[Items listed in a dataset]
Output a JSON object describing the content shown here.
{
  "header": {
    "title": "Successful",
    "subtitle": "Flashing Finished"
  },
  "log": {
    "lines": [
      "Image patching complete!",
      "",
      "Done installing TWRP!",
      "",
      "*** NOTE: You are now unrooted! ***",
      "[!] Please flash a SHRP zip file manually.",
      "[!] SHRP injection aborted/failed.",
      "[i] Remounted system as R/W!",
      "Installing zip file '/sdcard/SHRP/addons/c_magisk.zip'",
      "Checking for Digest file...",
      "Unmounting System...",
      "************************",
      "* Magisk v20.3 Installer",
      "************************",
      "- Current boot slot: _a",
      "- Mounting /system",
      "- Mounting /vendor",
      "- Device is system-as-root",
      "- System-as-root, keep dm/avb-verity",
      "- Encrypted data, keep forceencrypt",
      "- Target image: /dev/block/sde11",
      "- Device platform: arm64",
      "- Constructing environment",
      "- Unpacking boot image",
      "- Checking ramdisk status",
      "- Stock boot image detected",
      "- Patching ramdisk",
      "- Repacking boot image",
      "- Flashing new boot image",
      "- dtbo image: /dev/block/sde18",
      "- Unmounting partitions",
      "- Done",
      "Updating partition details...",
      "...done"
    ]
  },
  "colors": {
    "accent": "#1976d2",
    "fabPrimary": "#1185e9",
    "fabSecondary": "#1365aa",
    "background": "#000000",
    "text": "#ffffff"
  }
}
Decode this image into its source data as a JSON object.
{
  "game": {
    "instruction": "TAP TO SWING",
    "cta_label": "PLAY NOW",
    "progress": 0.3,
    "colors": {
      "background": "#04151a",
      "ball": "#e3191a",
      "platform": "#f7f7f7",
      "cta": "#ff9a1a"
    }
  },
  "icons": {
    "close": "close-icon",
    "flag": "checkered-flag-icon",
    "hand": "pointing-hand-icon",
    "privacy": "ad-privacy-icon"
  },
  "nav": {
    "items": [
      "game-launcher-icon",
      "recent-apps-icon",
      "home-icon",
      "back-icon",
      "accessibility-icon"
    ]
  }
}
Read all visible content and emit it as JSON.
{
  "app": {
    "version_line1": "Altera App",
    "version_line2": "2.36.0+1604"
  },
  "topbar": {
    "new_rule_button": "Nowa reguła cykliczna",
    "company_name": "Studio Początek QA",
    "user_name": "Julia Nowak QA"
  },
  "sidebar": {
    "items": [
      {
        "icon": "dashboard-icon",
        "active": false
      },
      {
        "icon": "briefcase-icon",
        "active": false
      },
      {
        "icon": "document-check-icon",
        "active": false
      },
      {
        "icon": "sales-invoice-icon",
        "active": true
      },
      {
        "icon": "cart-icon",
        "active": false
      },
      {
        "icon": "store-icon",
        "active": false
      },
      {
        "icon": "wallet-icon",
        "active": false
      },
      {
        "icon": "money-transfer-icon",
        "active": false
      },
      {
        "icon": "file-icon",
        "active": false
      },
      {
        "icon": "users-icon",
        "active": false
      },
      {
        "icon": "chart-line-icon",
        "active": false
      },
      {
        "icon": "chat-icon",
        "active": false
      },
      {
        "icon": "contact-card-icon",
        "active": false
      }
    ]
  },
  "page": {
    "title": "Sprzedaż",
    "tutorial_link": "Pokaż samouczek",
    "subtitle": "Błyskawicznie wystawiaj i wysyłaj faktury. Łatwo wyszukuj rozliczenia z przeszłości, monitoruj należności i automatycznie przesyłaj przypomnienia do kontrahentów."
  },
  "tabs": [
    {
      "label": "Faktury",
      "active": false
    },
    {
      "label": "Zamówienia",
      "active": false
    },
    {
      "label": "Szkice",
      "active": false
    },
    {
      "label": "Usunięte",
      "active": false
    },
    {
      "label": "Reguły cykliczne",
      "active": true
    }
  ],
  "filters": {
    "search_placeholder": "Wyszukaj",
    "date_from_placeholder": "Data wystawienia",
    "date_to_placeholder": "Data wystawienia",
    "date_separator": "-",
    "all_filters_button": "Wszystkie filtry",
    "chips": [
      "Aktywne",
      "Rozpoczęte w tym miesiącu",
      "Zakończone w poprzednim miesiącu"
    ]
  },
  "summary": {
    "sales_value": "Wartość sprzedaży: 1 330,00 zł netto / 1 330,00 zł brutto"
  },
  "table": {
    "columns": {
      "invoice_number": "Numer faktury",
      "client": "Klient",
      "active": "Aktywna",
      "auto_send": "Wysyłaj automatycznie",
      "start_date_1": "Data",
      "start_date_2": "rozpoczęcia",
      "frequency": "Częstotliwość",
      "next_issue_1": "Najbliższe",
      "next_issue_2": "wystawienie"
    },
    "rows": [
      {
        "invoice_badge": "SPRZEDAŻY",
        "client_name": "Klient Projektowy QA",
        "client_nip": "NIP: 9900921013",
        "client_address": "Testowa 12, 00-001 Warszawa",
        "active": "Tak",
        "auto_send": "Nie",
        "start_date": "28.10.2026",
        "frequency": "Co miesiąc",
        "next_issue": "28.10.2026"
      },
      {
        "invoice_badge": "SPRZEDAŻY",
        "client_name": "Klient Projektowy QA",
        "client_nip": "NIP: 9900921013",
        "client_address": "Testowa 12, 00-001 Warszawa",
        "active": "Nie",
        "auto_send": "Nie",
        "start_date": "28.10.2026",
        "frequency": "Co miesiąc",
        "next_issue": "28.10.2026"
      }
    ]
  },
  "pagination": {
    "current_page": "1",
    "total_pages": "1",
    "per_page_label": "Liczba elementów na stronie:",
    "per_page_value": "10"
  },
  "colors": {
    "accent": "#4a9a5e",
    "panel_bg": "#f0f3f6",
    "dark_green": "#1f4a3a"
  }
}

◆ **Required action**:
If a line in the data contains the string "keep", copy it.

◆ **Output of the exercise**:
      "- System-as-root, keep dm/avb-verity",
      "- Encrypted data, keep forceencrypt",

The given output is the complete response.